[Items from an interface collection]
*** Block opens ***

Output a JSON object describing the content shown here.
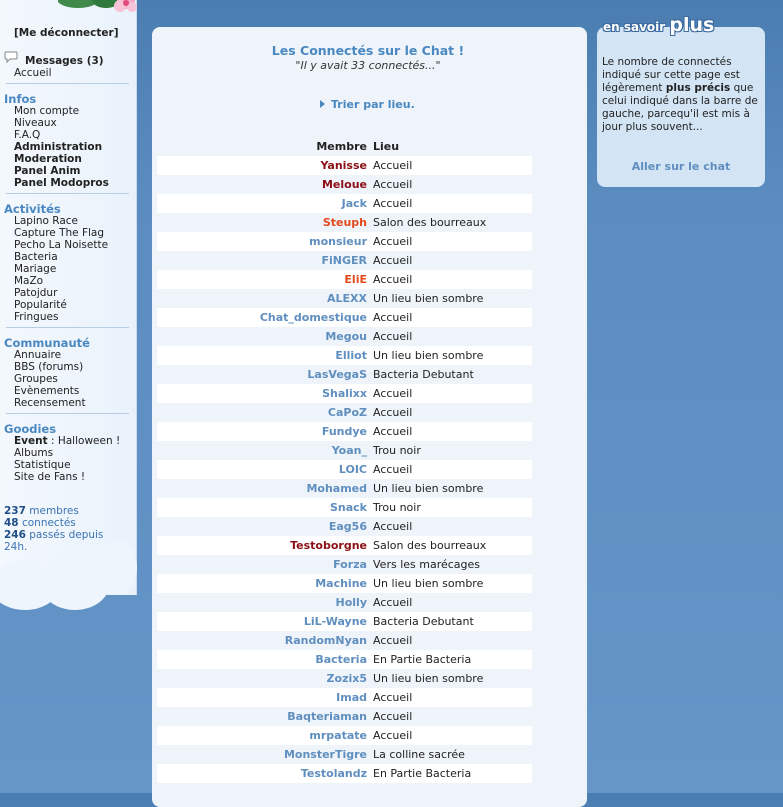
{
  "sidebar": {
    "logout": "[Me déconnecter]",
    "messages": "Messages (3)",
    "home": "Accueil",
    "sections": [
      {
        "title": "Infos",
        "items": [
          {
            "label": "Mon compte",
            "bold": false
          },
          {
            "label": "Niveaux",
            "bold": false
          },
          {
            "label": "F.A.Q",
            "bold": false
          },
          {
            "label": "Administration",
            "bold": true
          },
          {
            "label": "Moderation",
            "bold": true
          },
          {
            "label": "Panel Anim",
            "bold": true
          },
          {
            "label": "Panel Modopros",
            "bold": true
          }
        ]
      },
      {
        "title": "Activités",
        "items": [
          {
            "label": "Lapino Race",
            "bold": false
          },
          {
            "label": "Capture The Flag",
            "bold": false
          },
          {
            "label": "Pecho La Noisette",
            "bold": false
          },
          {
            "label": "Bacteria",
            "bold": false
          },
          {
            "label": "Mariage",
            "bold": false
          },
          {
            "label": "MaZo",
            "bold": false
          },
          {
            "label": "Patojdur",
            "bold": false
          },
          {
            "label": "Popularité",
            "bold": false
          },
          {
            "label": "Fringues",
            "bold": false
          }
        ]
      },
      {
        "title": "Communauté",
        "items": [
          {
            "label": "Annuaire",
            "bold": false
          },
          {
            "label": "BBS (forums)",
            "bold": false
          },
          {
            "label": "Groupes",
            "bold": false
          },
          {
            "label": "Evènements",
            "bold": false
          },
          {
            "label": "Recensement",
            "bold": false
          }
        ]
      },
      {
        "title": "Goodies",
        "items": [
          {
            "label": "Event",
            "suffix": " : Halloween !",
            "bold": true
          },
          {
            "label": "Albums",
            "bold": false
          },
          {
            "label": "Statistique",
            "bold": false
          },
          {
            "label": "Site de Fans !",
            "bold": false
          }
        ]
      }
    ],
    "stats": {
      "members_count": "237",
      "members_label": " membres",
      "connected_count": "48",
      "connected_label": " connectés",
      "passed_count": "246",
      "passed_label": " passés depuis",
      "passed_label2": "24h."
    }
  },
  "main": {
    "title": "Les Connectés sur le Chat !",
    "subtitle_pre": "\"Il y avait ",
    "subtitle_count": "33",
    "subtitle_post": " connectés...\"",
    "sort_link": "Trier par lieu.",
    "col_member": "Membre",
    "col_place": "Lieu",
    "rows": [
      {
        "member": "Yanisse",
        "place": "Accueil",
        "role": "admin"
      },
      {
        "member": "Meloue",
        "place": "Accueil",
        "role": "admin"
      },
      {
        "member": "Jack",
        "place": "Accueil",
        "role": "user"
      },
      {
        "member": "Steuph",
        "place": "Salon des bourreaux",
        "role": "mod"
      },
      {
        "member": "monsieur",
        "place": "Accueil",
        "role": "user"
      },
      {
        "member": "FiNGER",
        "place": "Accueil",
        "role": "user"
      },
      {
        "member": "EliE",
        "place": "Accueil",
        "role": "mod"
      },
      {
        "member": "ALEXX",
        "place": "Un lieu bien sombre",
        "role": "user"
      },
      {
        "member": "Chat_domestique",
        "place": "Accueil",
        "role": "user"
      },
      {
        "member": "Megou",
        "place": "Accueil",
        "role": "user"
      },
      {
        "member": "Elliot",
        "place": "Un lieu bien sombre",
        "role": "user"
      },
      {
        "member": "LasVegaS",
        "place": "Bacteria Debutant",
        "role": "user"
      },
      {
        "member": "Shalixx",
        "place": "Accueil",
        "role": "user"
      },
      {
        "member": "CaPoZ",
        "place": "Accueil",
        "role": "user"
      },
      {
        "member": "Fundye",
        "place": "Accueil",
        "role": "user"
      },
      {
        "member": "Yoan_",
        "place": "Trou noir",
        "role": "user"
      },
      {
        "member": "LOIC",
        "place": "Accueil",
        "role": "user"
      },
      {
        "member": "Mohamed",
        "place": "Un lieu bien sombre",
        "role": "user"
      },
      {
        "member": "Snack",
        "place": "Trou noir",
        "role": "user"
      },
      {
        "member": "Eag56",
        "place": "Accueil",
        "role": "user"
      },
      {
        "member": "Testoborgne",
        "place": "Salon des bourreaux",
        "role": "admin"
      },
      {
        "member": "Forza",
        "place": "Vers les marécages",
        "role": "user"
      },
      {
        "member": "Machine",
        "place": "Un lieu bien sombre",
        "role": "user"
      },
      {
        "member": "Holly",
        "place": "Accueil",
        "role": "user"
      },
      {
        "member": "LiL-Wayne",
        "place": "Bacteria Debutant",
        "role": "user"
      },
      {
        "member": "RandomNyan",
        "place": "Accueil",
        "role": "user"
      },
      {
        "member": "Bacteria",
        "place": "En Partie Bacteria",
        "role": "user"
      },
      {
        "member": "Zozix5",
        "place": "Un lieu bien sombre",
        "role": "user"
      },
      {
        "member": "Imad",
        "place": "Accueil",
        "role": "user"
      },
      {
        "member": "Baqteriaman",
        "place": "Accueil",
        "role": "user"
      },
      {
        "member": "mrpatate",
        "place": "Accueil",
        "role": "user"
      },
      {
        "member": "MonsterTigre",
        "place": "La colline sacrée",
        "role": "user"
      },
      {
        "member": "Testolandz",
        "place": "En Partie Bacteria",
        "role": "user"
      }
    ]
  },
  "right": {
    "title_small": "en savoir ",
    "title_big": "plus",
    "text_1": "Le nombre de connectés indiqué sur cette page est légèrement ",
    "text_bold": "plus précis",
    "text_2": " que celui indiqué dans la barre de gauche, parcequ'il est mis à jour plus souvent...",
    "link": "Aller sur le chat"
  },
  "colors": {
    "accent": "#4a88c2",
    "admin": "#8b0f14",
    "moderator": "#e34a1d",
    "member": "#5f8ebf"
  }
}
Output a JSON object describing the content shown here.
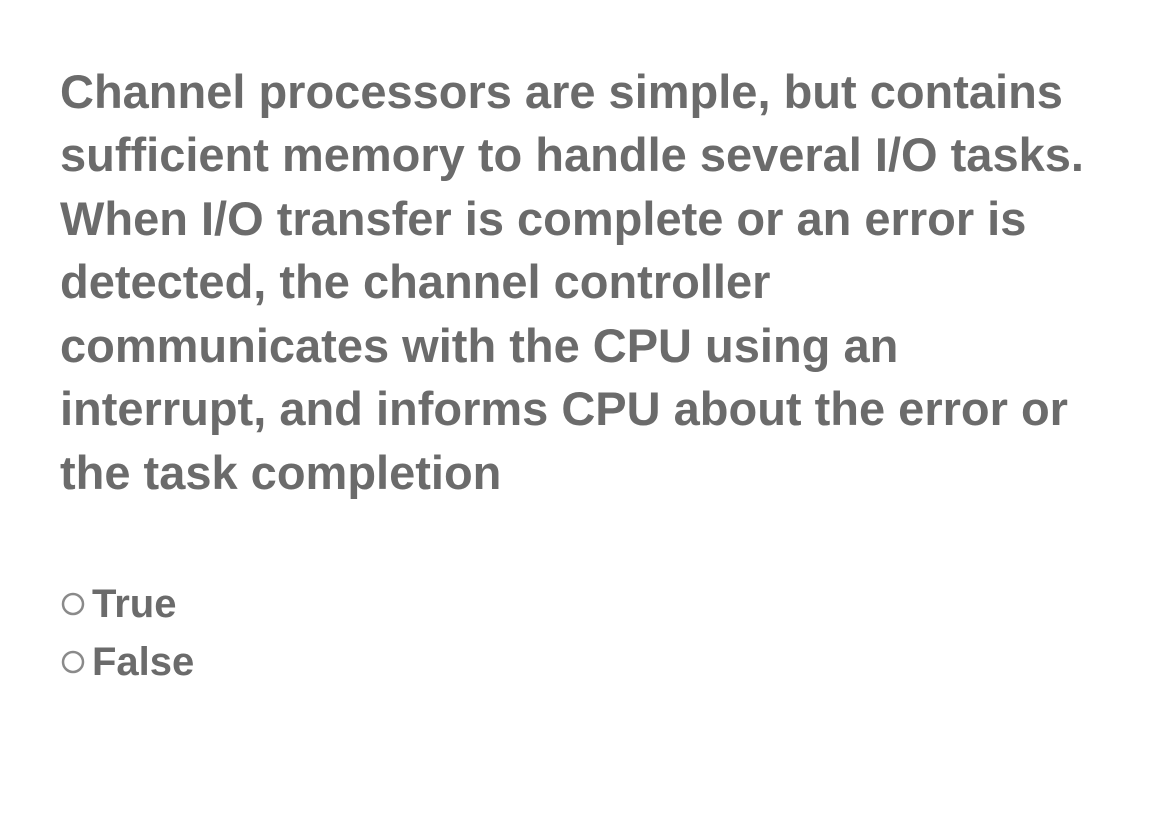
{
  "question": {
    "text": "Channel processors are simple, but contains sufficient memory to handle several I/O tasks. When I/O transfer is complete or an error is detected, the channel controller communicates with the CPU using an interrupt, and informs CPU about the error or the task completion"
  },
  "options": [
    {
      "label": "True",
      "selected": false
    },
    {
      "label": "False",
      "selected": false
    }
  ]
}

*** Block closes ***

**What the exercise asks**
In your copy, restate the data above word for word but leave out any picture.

**Solution to this exercise**
Output a JSON object describing the content shown here.
{
  "sidebar": {
    "logout": "[Me déconnecter]",
    "messages": "Messages (3)",
    "home": "Accueil",
    "sections": [
      {
        "title": "Infos",
        "items": [
          {
            "label": "Mon compte",
            "bold": false
          },
          {
            "label": "Niveaux",
            "bold": false
          },
          {
            "label": "F.A.Q",
            "bold": false
          },
          {
            "label": "Administration",
            "bold": true
          },
          {
            "label": "Moderation",
            "bold": true
          },
          {
            "label": "Panel Anim",
            "bold": true
          },
          {
            "label": "Panel Modopros",
            "bold": true
          }
        ]
      },
      {
        "title": "Activités",
        "items": [
          {
            "label": "Lapino Race",
            "bold": false
          },
          {
            "label": "Capture The Flag",
            "bold": false
          },
          {
            "label": "Pecho La Noisette",
            "bold": false
          },
          {
            "label": "Bacteria",
            "bold": false
          },
          {
            "label": "Mariage",
            "bold": false
          },
          {
            "label": "MaZo",
            "bold": false
          },
          {
            "label": "Patojdur",
            "bold": false
          },
          {
            "label": "Popularité",
            "bold": false
          },
          {
            "label": "Fringues",
            "bold": false
          }
        ]
      },
      {
        "title": "Communauté",
        "items": [
          {
            "label": "Annuaire",
            "bold": false
          },
          {
            "label": "BBS (forums)",
            "bold": false
          },
          {
            "label": "Groupes",
            "bold": false
          },
          {
            "label": "Evènements",
            "bold": false
          },
          {
            "label": "Recensement",
            "bold": false
          }
        ]
      },
      {
        "title": "Goodies",
        "items": [
          {
            "label": "Event",
            "suffix": " : Halloween !",
            "bold": true
          },
          {
            "label": "Albums",
            "bold": false
          },
          {
            "label": "Statistique",
            "bold": false
          },
          {
            "label": "Site de Fans !",
            "bold": false
          }
        ]
      }
    ],
    "stats": {
      "members_count": "237",
      "members_label": " membres",
      "connected_count": "48",
      "connected_label": " connectés",
      "passed_count": "246",
      "passed_label": " passés depuis",
      "passed_label2": "24h."
    }
  },
  "main": {
    "title": "Les Connectés sur le Chat !",
    "subtitle_pre": "\"Il y avait ",
    "subtitle_count": "33",
    "subtitle_post": " connectés...\"",
    "sort_link": "Trier par lieu.",
    "col_member": "Membre",
    "col_place": "Lieu",
    "rows": [
      {
        "member": "Yanisse",
        "place": "Accueil",
        "role": "admin"
      },
      {
        "member": "Meloue",
        "place": "Accueil",
        "role": "admin"
      },
      {
        "member": "Jack",
        "place": "Accueil",
        "role": "user"
      },
      {
        "member": "Steuph",
        "place": "Salon des bourreaux",
        "role": "mod"
      },
      {
        "member": "monsieur",
        "place": "Accueil",
        "role": "user"
      },
      {
        "member": "FiNGER",
        "place": "Accueil",
        "role": "user"
      },
      {
        "member": "EliE",
        "place": "Accueil",
        "role": "mod"
      },
      {
        "member": "ALEXX",
        "place": "Un lieu bien sombre",
        "role": "user"
      },
      {
        "member": "Chat_domestique",
        "place": "Accueil",
        "role": "user"
      },
      {
        "member": "Megou",
        "place": "Accueil",
        "role": "user"
      },
      {
        "member": "Elliot",
        "place": "Un lieu bien sombre",
        "role": "user"
      },
      {
        "member": "LasVegaS",
        "place": "Bacteria Debutant",
        "role": "user"
      },
      {
        "member": "Shalixx",
        "place": "Accueil",
        "role": "user"
      },
      {
        "member": "CaPoZ",
        "place": "Accueil",
        "role": "user"
      },
      {
        "member": "Fundye",
        "place": "Accueil",
        "role": "user"
      },
      {
        "member": "Yoan_",
        "place": "Trou noir",
        "role": "user"
      },
      {
        "member": "LOIC",
        "place": "Accueil",
        "role": "user"
      },
      {
        "member": "Mohamed",
        "place": "Un lieu bien sombre",
        "role": "user"
      },
      {
        "member": "Snack",
        "place": "Trou noir",
        "role": "user"
      },
      {
        "member": "Eag56",
        "place": "Accueil",
        "role": "user"
      },
      {
        "member": "Testoborgne",
        "place": "Salon des bourreaux",
        "role": "admin"
      },
      {
        "member": "Forza",
        "place": "Vers les marécages",
        "role": "user"
      },
      {
        "member": "Machine",
        "place": "Un lieu bien sombre",
        "role": "user"
      },
      {
        "member": "Holly",
        "place": "Accueil",
        "role": "user"
      },
      {
        "member": "LiL-Wayne",
        "place": "Bacteria Debutant",
        "role": "user"
      },
      {
        "member": "RandomNyan",
        "place": "Accueil",
        "role": "user"
      },
      {
        "member": "Bacteria",
        "place": "En Partie Bacteria",
        "role": "user"
      },
      {
        "member": "Zozix5",
        "place": "Un lieu bien sombre",
        "role": "user"
      },
      {
        "member": "Imad",
        "place": "Accueil",
        "role": "user"
      },
      {
        "member": "Baqteriaman",
        "place": "Accueil",
        "role": "user"
      },
      {
        "member": "mrpatate",
        "place": "Accueil",
        "role": "user"
      },
      {
        "member": "MonsterTigre",
        "place": "La colline sacrée",
        "role": "user"
      },
      {
        "member": "Testolandz",
        "place": "En Partie Bacteria",
        "role": "user"
      }
    ]
  },
  "right": {
    "title_small": "en savoir ",
    "title_big": "plus",
    "text_1": "Le nombre de connectés indiqué sur cette page est légèrement ",
    "text_bold": "plus précis",
    "text_2": " que celui indiqué dans la barre de gauche, parcequ'il est mis à jour plus souvent...",
    "link": "Aller sur le chat"
  },
  "colors": {
    "accent": "#4a88c2",
    "admin": "#8b0f14",
    "moderator": "#e34a1d",
    "member": "#5f8ebf"
  }
}
Output a JSON object describing the content shown here.
{
  "question": {
    "text": "Channel processors are simple, but contains sufficient memory to handle several I/O tasks. When I/O transfer is complete or an error is detected, the channel controller communicates with the CPU using an interrupt, and informs CPU about the error or the task completion"
  },
  "options": [
    {
      "label": "True",
      "selected": false
    },
    {
      "label": "False",
      "selected": false
    }
  ]
}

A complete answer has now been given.